Posted June 5, 2013
Ernst & Young has a new study detailing $185.6 billion in total capital spending by oil and natural gas companies last year – the largest in the history of the firm’s oil and natural gas reserves study. Marcela Donadio of Ernst & Young:
“The increased exploration and development spend we’re seeing in this year’s study speaks to the incredible opportunity unfolding in tight oil from shale formations and the high cost of developing these unconventional resources.”
The study of U.S. upstream (pre-refinery stage) capital spending by the 50 largest companies (based on 2012 end-of-year oil and natural gas reserve estimates) found a 20 percent increase compared to 2011. Ernst & Young said the increase was largely due to increased tight oil and liquids activity. That refers to development in tight-rock formations, made possible by hydraulic fracturing and horizontal drilling. Details:
- $26.3 billion in exploration spending in 2012.
- $103.4 billion in development spending.
- Companies spent 17 percent more to acquire properties for development in 2012 than they did in 2011 – spending for proved properties rose to $21.6 billion.
- Tight oil developments and greater focus on natural gas liquids led to a 45 percent rise in U.S. oil/liquids reserves over the five-year study period. Oil reserves for the 50 companies rose to 23.3 billion barrels.
Ernst & Young’s chart:
The study found that discoveries of new reserves, which increased every year of the five-year study period, reached 3.8 billion barrels last year, leading to an oil production replacement rate of 258 percent. In other words, advances in technologies and development strategies are expanding the outlines of U.S. energy reserves. Donadio:
“For years, people said the industry would struggle to replace US oil reserves. The steady rise in extensions and discoveries as well as oil production replacement rates changes that story.”
But wait – there’s more! This good-news story gets even better when you consider that the Ernst & Young study covers just the largest 50 companies. Total domestic exploration and production spending in 2012 was $286 billion, according to Oil and Gas Journal data (subscription publication).
Here’s the larger point. Oil and natural gas company domestic spending – investments in America – can continue and grow with policies that allow more access to develop oil and natural gas in federal areas, especially those offshore. Erik Milito, API’s director of upstream and industry operations, talked about offshore development during a conference call with reporters:
“The United States has an opportunity that few nations ever get. We have a chance to be a dominant player in global energy markets and guarantee our energy security for decades ahead. Achieving this feat must include tapping into oil and natural gas resources off our coasts in the Atlantic, Pacific, the Arctic and eastern Gulf of Mexico.”

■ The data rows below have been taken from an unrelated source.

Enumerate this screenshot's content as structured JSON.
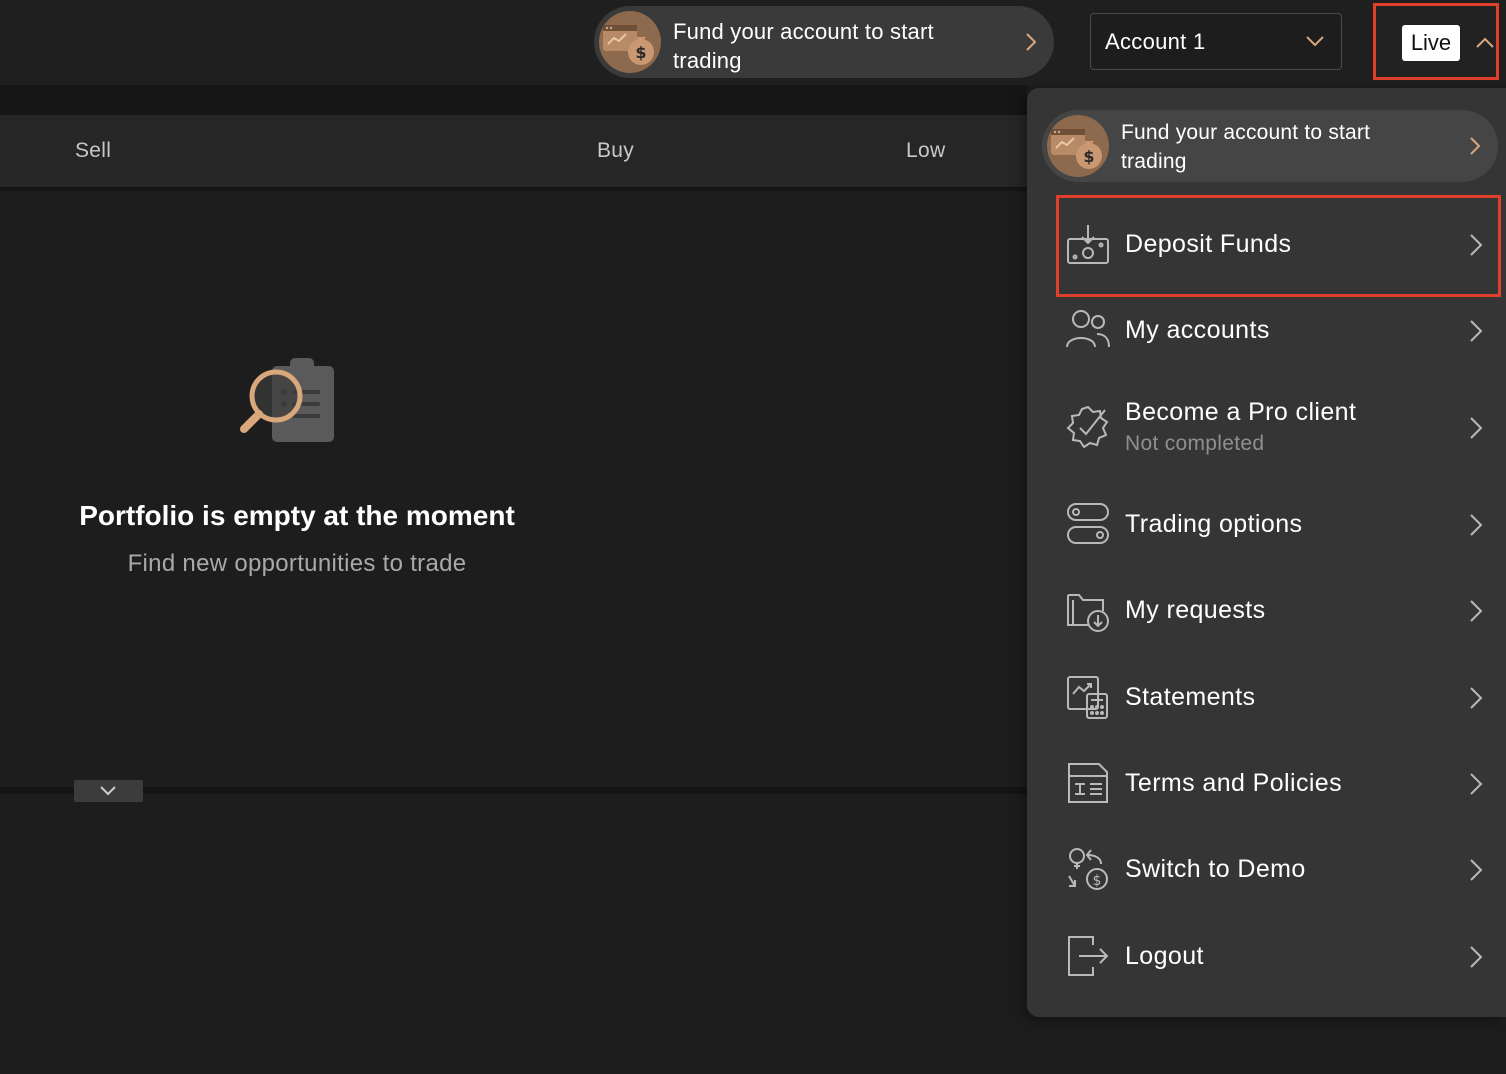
{
  "topbar": {
    "fund_banner": {
      "text": "Fund your account to start trading",
      "icon": "money-bag-icon"
    },
    "account_select": {
      "value": "Account 1"
    },
    "mode_toggle": {
      "label": "Live"
    }
  },
  "portfolio": {
    "columns": [
      "Sell",
      "Buy",
      "Low"
    ],
    "empty_title": "Portfolio is empty at the moment",
    "empty_subtitle": "Find new opportunities to trade",
    "empty_icon": "search-document-icon"
  },
  "menu": {
    "fund_banner": {
      "text": "Fund your account to start trading"
    },
    "items": [
      {
        "label": "Deposit Funds",
        "icon": "deposit-icon"
      },
      {
        "label": "My accounts",
        "icon": "users-icon"
      },
      {
        "label": "Become a Pro client",
        "sublabel": "Not completed",
        "icon": "badge-check-icon"
      },
      {
        "label": "Trading options",
        "icon": "toggles-icon"
      },
      {
        "label": "My requests",
        "icon": "folder-download-icon"
      },
      {
        "label": "Statements",
        "icon": "statement-icon"
      },
      {
        "label": "Terms and Policies",
        "icon": "document-text-icon"
      },
      {
        "label": "Switch to Demo",
        "icon": "switch-demo-icon"
      },
      {
        "label": "Logout",
        "icon": "logout-icon"
      }
    ]
  },
  "colors": {
    "accent": "#e0402a",
    "background": "#1d1d1d",
    "menu_background": "#353535",
    "pill_background": "#3a3a3a",
    "fund_accent": "#d9a77c"
  }
}
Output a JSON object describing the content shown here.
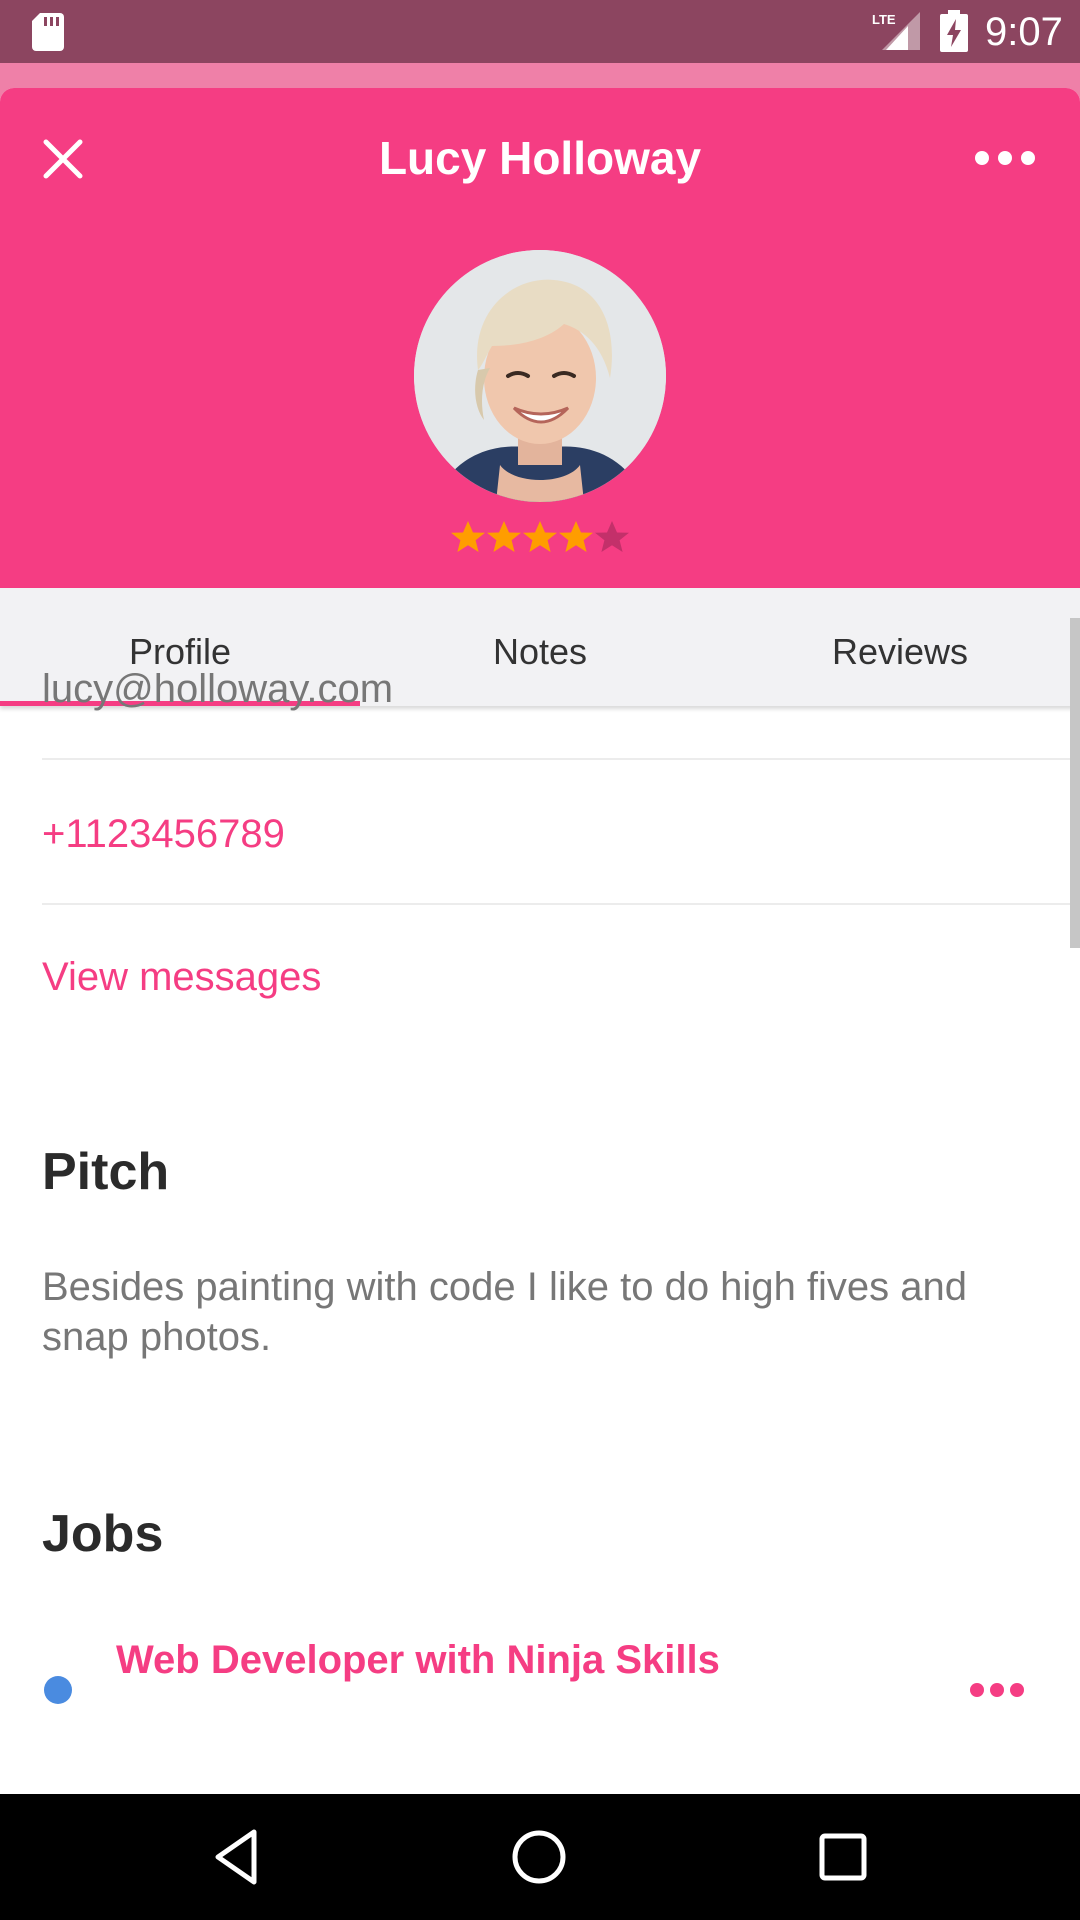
{
  "status_bar": {
    "time": "9:07",
    "network_label": "LTE",
    "icons": [
      "sd-card-icon",
      "signal-icon",
      "battery-charging-icon"
    ]
  },
  "header": {
    "title": "Lucy Holloway",
    "rating": 4,
    "rating_max": 5,
    "icons": [
      "close-icon",
      "more-icon"
    ],
    "colors": {
      "accent": "#f53d83",
      "star": "#ff9d00"
    }
  },
  "tabs": [
    {
      "label": "Profile",
      "selected": true
    },
    {
      "label": "Notes",
      "selected": false
    },
    {
      "label": "Reviews",
      "selected": false
    }
  ],
  "profile": {
    "email": "lucy@holloway.com",
    "phone": "+1123456789",
    "messages_link": "View messages",
    "pitch_title": "Pitch",
    "pitch_text": "Besides painting with code I like to do high fives and snap photos.",
    "jobs_title": "Jobs",
    "jobs": [
      {
        "title": "Web Developer with Ninja Skills",
        "status_color": "#4a8be0"
      }
    ]
  },
  "nav_bar": {
    "icons": [
      "back-icon",
      "home-icon",
      "recents-icon"
    ]
  }
}
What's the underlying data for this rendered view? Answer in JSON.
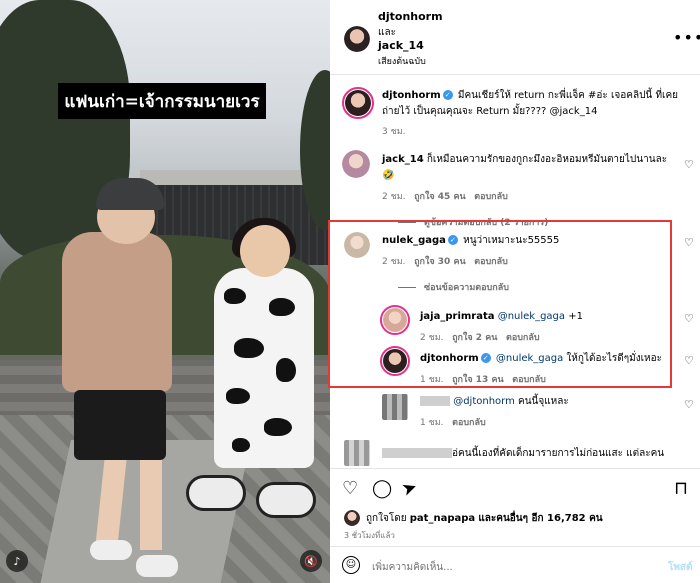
{
  "video": {
    "caption": "แฟนเก่า=เจ้ากรรมนายเวร",
    "audio_icon": "audio-icon",
    "mute_icon": "mute-icon"
  },
  "header": {
    "user1": "djtonhorm",
    "and_text": "และ",
    "user2": "jack_14",
    "audio_label": "เสียงต้นฉบับ",
    "more_icon": "more-icon"
  },
  "post": {
    "username": "djtonhorm",
    "caption": "มีคนเชียร์ให้ return กะพี่แจ็ค #อ่ะ เจอคลิปนี้ ที่เคยถ่ายไว้ เป็นคุณคุณจะ Return มั้ย???? @jack_14",
    "time": "3 ชม."
  },
  "comments": [
    {
      "username": "jack_14",
      "text": "ก็เหมือนความรักของกูกะมึงอะอิหอมหรีมันตายไปนานละ 🤣",
      "time": "2 ชม.",
      "likes": "ถูกใจ 45 คน",
      "reply": "ตอบกลับ",
      "view_replies": "ดูข้อความตอบกลับ (2 รายการ)"
    },
    {
      "username": "nulek_gaga",
      "text": "หนูว่าเหมาะนะ55555",
      "time": "2 ชม.",
      "likes": "ถูกใจ 30 คน",
      "reply": "ตอบกลับ",
      "hide_replies": "ซ่อนข้อความตอบกลับ",
      "replies": [
        {
          "username": "jaja_primrata",
          "mention": "@nulek_gaga",
          "text": " +1",
          "time": "2 ชม.",
          "likes": "ถูกใจ 2 คน",
          "reply": "ตอบกลับ"
        },
        {
          "username": "djtonhorm",
          "mention": "@nulek_gaga",
          "text": " ให้กูได้อะไรดีๆมั่งเหอะ",
          "time": "1 ชม.",
          "likes": "ถูกใจ 13 คน",
          "reply": "ตอบกลับ"
        }
      ]
    },
    {
      "username": "",
      "mention": "@djtonhorm",
      "text": " คนนี้จุแหละ",
      "time": "1 ชม.",
      "reply": "ตอบกลับ"
    },
    {
      "username": "",
      "text": "อ่คนนี้เองที่คัดเด็กมารายการไม่ก่อนแสะ แต่ละคน"
    }
  ],
  "footer": {
    "liked_by_prefix": "ถูกใจโดย",
    "liked_by_user": "pat_napapa",
    "liked_by_suffix": "และคนอื่นๆ อีก 16,782 คน",
    "time": "3 ชั่วโมงที่แล้ว",
    "comment_placeholder": "เพิ่มความคิดเห็น...",
    "post_label": "โพสต์"
  },
  "colors": {
    "highlight_border": "#e53935",
    "verified": "#3897f0",
    "mention": "#00376b",
    "story_ring": "#e2328c"
  }
}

Milito pointed to rising estimates of U.S. oil and natural gas reserves. The oil estimate has climbed from less than 150 billion barrels in 2003 to more than 220 billion barrels today, he said. In just 10 years estimates of U.S. natural gas reserves have increased from about 1,600 trillion cubic feet (tcf) to more than 2,300 tcf, according to the U.S. Energy Information Administration. ICF International says U.S. natural gas reserves are more than 3,500 tcf.
Yet, much of these reserves remain unavailable for development. Milito said 87 percent of federally controlled offshore areas are off-limits to exploration and development. The Bureau of Ocean Exploration Management currently says that 88.6 billion barrels of oil and 398.4 tcf of natural gas have yet to be discovered on our outer continental shelf, he said, and those estimates may be low because they’re based on 30-year-old surveys.
“No other developed nation in the world keeps so much of its offshore energy resources out of reach. Putting this American energy to work would provide a major boost to domestic energy production, state and local economies, and government revenue.”
Certainly, as the Ernst & Young study shows, America’s oil and natural gas companies are willing to make the capital investments in domestic development and production – investments that put Americans to work, grow the economy, generate revenues for government and make America’s energy future brighter.
ABOUT THE AUTHOR
Mark Green joined API after a career in newspaper journalism, including 16 years as national editorial writer for The Oklahoman in the paper’s Washington bureau. Mark also was a reporter, copy editor and sports editor. He earned his journalism degree from the University of Oklahoma and master’s in journalism and public affairs from American University. He and his wife Pamela live in Occoquan, Va., where they enjoy their four grandchildren.